Forty colorectal cancer patients with liver metastases have been enrolled in this Phase-II study. After surgery to remove liver metastases, patients were screened for cancer by PET and CT scans. At the time of reporting, 32 patients were evaluated. Sixteen were found to be negative for cancer (the adjuvant group) after surgery while the other 16 patients were found to have evidence of recurrent disease (the non-adjuvant group).

Six weeks after liver surgery, both groups of patients received an initial dose of 40 – 50 mCi/m2 of 131I-labetuzumab, followed by a second infusion three months later. At the time of reporting, 62.5% of patients (10/16) in the adjuvant group remained disease-free.
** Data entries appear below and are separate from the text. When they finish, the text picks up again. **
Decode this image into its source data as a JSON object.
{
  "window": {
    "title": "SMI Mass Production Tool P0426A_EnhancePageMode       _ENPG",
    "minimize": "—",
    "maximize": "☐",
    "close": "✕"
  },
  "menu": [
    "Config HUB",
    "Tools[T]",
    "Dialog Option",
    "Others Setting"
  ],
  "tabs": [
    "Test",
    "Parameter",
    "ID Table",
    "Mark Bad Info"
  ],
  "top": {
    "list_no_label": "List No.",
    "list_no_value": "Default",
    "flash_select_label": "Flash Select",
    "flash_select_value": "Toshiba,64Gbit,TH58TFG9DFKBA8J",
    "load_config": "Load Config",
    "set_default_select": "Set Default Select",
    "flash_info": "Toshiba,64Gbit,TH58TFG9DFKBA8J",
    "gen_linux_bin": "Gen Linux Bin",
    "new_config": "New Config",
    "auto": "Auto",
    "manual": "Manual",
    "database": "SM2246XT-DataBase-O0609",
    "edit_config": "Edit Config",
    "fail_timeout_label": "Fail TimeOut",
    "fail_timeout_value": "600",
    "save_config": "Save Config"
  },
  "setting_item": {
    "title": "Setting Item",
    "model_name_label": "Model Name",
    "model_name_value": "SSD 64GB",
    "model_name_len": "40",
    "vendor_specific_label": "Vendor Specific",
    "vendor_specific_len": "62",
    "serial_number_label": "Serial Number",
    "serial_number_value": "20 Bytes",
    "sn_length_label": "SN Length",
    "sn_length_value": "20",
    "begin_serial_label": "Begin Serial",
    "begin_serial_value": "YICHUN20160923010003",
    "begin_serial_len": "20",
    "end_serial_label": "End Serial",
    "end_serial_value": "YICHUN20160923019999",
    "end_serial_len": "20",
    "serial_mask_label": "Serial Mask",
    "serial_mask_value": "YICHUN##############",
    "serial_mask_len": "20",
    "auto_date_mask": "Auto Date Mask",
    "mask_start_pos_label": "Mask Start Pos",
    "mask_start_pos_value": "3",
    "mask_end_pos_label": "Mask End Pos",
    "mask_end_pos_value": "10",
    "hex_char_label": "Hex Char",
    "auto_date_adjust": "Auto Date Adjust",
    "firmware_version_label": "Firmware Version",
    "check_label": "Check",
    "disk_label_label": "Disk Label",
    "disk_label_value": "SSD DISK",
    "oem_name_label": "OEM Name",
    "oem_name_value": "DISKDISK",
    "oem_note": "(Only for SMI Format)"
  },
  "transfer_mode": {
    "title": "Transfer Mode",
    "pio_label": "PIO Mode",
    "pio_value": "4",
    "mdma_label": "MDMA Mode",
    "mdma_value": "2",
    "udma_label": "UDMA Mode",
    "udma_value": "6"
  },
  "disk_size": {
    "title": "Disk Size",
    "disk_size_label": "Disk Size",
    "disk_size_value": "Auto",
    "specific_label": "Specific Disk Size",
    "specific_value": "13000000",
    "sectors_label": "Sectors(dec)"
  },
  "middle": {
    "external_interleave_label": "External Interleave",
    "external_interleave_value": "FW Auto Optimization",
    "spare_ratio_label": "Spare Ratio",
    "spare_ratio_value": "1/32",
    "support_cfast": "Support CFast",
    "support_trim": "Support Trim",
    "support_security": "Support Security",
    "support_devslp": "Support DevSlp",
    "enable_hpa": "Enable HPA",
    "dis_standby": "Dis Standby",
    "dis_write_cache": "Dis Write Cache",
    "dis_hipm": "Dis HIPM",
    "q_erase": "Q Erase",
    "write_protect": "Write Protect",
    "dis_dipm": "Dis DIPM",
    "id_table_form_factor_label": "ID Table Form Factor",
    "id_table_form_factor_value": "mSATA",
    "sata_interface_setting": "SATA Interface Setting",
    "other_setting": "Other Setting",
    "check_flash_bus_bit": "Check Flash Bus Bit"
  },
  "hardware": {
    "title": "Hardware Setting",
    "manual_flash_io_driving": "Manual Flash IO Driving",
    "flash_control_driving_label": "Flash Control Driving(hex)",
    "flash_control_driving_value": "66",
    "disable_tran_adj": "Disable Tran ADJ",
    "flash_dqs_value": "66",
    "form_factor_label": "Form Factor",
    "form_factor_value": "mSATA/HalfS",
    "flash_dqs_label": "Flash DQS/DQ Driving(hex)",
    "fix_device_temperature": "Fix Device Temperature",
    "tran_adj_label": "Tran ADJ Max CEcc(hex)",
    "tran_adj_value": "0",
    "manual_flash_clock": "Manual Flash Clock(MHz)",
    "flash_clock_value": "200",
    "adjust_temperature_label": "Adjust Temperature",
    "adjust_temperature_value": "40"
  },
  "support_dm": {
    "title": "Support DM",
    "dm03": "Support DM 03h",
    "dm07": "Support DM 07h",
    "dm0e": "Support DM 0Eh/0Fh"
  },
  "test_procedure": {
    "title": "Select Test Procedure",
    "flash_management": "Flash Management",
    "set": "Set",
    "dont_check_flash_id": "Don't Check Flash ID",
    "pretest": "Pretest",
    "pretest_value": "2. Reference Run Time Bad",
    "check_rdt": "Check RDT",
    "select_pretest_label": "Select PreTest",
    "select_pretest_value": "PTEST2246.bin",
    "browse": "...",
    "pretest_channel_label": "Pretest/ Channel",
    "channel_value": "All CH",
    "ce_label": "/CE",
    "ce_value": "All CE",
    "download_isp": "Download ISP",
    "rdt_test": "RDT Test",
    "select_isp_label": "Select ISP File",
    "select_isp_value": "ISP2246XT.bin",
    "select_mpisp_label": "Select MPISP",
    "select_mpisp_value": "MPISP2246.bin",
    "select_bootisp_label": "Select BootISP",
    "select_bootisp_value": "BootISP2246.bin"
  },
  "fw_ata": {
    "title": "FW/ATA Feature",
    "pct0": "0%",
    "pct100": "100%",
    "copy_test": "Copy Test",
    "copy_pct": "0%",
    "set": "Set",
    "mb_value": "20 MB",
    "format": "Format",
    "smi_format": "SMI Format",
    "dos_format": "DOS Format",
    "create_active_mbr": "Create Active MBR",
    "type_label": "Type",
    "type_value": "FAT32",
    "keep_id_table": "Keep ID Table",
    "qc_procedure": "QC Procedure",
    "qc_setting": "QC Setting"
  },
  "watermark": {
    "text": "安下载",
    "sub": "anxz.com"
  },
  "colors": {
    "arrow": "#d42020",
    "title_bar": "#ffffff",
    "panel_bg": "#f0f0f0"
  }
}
For the non-adjuvant group, 25% of patients (4/16) reported no cancer relapse.

"These initial results suggested that re-treatment with 131I-labetuzumab is safe, feasible and well accepted, with transient myelosuppression the principal and only adverse effect," commented Dr. Johannes Meller, Director of Nuclear Medicine, University of Gottingen, Germany, and lead author of the study presented. "In 2008, we plan to initiate a multicenter, randomized trial evaluating the radiolabeled